RELI/JWST— 207 Women in the Biblical Tradition
Investigates women’s stories and images in the Hebrew Bible, New Testament, and related literature from the biblical period. Explores the range of roles played by women within biblical narratives, the variety of metaphorical and symbolic uses of femininity in biblical traditions, and legal and ethical precepts related to the status of women in the biblical period. While one primary focus for the course is gender, issues of class also come to the fore (i.e., elites, the small landholding class, the poor), as well as ethnicity (i.e., Israelite or non-Israelite; Jewish or Gentile).
In this broad survey course, students are introduced to core concepts, methods, and theoretical perspectives employed in the sociological analysis of diverse cultures and societies. Focusing on the structures of the social world and their consequences, the actions and interactions of diverse individuals and groups within and on the social structure, and the dynamics of social change, the course helps students develop the skills necessary to critically interrogate diversity, their own social worlds and everyday life.
SOCI:200 — White Privilege
This course is an examination and analysis of definitions, history and instantiations of white privilege. The focus is contemporary U.S. and the primary framework draws on the social sciences although other times, locations and perspectives are considered. Throughout, the construct of race, including whiteness, is considered as not only an aspect of individual identity but also as a social construction embedded within an intricate and dynamic system of power and privilege.

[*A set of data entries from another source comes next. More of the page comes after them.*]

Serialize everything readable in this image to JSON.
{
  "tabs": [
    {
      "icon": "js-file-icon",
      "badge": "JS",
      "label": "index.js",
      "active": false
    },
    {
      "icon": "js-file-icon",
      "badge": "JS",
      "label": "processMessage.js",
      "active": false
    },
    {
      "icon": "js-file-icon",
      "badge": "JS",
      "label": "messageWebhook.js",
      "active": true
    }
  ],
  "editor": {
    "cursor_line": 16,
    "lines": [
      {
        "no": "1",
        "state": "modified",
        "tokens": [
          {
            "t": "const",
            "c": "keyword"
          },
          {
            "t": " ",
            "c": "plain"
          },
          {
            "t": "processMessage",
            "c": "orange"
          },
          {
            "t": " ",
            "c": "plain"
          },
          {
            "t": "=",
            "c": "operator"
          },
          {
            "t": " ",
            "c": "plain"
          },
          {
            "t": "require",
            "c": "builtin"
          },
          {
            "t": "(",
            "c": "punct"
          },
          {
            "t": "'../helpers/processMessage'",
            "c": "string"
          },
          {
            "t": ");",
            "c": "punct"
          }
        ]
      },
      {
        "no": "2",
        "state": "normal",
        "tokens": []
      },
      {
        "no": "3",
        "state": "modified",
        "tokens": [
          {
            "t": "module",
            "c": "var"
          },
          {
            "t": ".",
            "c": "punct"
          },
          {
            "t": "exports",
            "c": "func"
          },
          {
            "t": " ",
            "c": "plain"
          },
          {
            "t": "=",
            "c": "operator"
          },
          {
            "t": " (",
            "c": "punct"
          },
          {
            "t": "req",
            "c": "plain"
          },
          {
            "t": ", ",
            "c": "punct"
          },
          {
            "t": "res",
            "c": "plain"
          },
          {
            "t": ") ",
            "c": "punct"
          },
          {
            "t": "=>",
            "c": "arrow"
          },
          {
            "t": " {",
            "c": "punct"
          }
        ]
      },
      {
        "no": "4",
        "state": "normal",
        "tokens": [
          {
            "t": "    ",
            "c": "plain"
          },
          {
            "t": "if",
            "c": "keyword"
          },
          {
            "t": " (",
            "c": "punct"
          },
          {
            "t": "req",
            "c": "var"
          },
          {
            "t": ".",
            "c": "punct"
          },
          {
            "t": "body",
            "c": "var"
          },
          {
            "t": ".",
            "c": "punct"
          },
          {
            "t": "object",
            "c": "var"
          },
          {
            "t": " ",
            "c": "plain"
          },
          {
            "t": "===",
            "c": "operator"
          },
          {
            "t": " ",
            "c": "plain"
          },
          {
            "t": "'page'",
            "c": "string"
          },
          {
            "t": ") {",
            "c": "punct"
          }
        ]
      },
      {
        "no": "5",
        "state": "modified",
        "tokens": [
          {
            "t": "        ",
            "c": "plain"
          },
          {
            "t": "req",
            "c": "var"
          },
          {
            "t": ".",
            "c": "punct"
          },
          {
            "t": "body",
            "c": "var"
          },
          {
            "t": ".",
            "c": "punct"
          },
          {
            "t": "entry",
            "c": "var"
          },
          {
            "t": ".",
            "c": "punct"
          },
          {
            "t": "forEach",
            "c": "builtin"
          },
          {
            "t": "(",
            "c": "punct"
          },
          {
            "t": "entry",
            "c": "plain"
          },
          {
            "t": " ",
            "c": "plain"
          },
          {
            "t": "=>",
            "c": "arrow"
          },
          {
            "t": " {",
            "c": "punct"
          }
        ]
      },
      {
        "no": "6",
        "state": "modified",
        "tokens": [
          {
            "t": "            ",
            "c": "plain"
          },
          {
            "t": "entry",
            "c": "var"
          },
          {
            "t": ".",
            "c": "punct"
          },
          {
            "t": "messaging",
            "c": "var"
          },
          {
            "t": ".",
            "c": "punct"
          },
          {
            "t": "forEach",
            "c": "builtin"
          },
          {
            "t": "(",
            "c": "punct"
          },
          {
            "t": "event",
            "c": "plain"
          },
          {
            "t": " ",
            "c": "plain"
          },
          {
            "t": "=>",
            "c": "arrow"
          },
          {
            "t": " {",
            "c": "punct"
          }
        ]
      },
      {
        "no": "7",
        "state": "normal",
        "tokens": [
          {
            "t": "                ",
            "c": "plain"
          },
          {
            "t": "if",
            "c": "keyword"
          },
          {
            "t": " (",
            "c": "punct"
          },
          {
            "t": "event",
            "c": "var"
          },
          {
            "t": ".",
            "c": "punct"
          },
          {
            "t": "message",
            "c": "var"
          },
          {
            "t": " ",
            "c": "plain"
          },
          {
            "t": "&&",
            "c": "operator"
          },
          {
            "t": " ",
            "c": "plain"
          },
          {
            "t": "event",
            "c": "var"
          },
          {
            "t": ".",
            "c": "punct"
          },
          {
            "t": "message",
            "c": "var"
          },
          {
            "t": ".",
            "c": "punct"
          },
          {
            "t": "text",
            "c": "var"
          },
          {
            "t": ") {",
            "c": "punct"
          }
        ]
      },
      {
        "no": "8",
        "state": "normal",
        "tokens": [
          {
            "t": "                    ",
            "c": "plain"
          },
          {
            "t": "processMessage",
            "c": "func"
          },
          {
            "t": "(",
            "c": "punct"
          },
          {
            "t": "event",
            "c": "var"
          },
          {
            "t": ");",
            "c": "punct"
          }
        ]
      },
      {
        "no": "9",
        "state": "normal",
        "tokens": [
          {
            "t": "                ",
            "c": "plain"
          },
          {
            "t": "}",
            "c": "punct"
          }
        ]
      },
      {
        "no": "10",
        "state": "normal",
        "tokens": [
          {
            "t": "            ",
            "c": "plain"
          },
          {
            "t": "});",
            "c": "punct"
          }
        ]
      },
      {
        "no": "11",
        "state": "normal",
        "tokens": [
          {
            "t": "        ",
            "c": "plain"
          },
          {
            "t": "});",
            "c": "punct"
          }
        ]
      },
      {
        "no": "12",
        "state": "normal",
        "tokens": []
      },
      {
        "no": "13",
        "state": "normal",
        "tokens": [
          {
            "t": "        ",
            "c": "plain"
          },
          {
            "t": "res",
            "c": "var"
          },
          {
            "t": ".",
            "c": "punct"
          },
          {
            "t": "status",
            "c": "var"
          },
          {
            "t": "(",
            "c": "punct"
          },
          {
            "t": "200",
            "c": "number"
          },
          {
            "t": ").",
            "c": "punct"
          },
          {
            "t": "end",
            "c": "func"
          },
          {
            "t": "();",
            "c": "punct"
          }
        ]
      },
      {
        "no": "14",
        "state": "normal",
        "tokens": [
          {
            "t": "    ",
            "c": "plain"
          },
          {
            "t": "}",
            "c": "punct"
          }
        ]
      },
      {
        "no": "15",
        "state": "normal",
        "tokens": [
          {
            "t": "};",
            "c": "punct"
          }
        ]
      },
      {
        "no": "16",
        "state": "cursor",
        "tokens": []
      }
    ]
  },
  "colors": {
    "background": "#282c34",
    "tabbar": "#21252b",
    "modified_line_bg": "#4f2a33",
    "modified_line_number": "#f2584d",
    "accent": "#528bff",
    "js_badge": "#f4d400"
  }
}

Particular attention is devoted to providing a broader context within which to understand the current rhetoric of “post-racial” and “color-blind.”
SPAN: 447—Narratives on Andean Identity
This course focuses on the various discourses of what it means to be Andean in today’s globalized context through the analysis of contemporary prose fiction and film produced by and about Andean culture primarily in Peru, but also with selections from Bolivia and Ecuador. Specifically, we look at the spaces of enunciation in these narratives in order to draw critical conclusions on marginality, race and identity in the Andes that can be applied to other global contexts through the analysis of the primary sources of narrative and film and secondary critical, theoretical and historical texts.